Credit: Paul Phillips/Competitive Ima
Credit: Paul Phillips/Competitive Ima

Canadians Heather Wurtele and Lionel Sanders battled rainy conditions and relentless hills for remarkable come-from-behind victories at this morning’s Ironman 70.3 North American Pro Championships in St. George, Utah. Both athletes have earned straight wins at all of their 2016 races so far this year (three for Wurtele and four for Sanders), but this victory is arguably the most important yet as it secured them each a spot at the Ironman 70.3 World Championships and piece of the $100,000 USD prize purse.

Canada had four additional male and female athletes in the top 10 of their respective fields this morning. Magali Tissyre narrowly missed the podium, finishing fourth after Holly Lawrence and Meredith Kessler. Brent McMahon, Trevor Wurtele and Cody Beals finished fifth, sixth and seventh respectively.

Women’s race

Wurtele wasn’t in the lead pack of swimmers coming into T1, but Lawrence and Kessler led a smaller group out of the water and would remain at the front of the race til the end.

Though down 90 seconds, Wurtele hammered down on the bike and got herself into the lead, finishing the tough, climbing course in 2:22:23 and entering T2 with Lawrence just slightly behind her.

Wurtele and Lawrence ran the first four kilometres together before Lawrence dropped back as the course steepened. Wurtele stayed steady and crossed the finish line in 4:16:48, about a minute before Lawrence and almost six before Kessler. Tisseyre finished fourth in 4:24:36. New Canadian pro Alexandra Gordichuk finished eleventh in 4:45:43. Malindi Elmore dropped from the race after the bike.

This was Wurtele’s fourth time winning St. George — twice when it was a full distance and now twice as a half distance race.

“One thing that is the most satisfying thing as an athlete is going to races where it’s super hard and competitive and all these amazing athletes push you to elevate your game,” Wurtele said after the race. “There’s something inspiring about the environment here at St. George… it’s an incredibly great vibe.”

Men’s race

Sanders came out of the water in 31st, nearly four minutes behind the lead pack of Cameron Dye, Tim O’Donnell and Michael Raelert.

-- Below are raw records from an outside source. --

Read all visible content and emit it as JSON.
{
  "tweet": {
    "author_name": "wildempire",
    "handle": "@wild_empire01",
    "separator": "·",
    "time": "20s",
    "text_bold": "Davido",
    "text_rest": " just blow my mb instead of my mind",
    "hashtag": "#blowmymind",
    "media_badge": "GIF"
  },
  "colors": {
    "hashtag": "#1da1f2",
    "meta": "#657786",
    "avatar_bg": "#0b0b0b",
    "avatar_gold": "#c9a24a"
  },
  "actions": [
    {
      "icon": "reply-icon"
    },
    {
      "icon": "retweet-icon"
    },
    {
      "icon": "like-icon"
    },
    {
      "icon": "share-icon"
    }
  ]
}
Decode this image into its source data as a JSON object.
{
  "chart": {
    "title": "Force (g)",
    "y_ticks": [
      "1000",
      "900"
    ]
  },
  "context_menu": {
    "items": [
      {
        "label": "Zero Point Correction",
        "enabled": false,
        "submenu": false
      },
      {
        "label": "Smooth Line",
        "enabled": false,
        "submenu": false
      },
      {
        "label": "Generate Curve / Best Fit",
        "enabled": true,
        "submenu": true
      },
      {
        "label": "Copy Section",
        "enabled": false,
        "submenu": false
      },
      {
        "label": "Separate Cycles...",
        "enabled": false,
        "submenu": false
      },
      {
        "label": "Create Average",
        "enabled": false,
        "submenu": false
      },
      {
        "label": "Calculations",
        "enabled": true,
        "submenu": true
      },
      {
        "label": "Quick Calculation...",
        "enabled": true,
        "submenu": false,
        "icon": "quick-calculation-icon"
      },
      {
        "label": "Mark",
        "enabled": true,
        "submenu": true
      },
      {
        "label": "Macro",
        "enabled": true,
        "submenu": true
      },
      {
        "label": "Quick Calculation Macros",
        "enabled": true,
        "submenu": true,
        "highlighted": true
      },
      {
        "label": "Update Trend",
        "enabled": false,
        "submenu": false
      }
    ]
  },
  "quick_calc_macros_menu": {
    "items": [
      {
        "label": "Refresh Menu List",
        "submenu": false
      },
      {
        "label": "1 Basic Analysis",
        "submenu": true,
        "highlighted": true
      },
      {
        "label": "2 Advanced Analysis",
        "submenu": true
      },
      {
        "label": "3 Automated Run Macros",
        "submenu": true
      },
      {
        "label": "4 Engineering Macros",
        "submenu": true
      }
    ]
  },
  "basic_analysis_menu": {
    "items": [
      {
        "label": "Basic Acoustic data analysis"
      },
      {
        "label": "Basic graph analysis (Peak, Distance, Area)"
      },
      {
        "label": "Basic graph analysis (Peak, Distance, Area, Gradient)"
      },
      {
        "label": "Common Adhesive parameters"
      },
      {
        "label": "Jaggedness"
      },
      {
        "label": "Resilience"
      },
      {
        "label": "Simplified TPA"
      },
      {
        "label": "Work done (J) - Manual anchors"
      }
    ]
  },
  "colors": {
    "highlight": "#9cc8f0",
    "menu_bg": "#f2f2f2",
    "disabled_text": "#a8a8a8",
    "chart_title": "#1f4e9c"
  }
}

Dye held onto his lead after T1 but Sanders and Kienle worked hard to make up their deficits on the bike. It wasn’t until well into the bike leg that they would both pass Dye. Sanders, known for his blazing fast cycling ability, pulled off a remarkable 2:03:57 split on the relentless, uphill course despite a frustrating swim.

Sanders ran well for the entire run leg, not letting the rain hold him up and posting a 1:13:30 split. Kienle maintained his second place overall standing, crossing the finish line in 3:51:10 behind Sanders’ 3:48:18. Australia’s Joe Gambles rounded out the podium, followed by American Kevin Collington and then the three Canadians. Beals, who finished seventh, had the second fastest run split of the day behind Sanders but wasn’t close enough behind the front men to crack into the top five today. All top 10 men finished in under four hours.

For Sanders, the victory was especially meaningful as he had unfinished business with the race after finishing 18th in 2014.

“I love pushing myself to the absolute limit and fortunately there were the top guys in the world here to help make that happen,” he said after the race.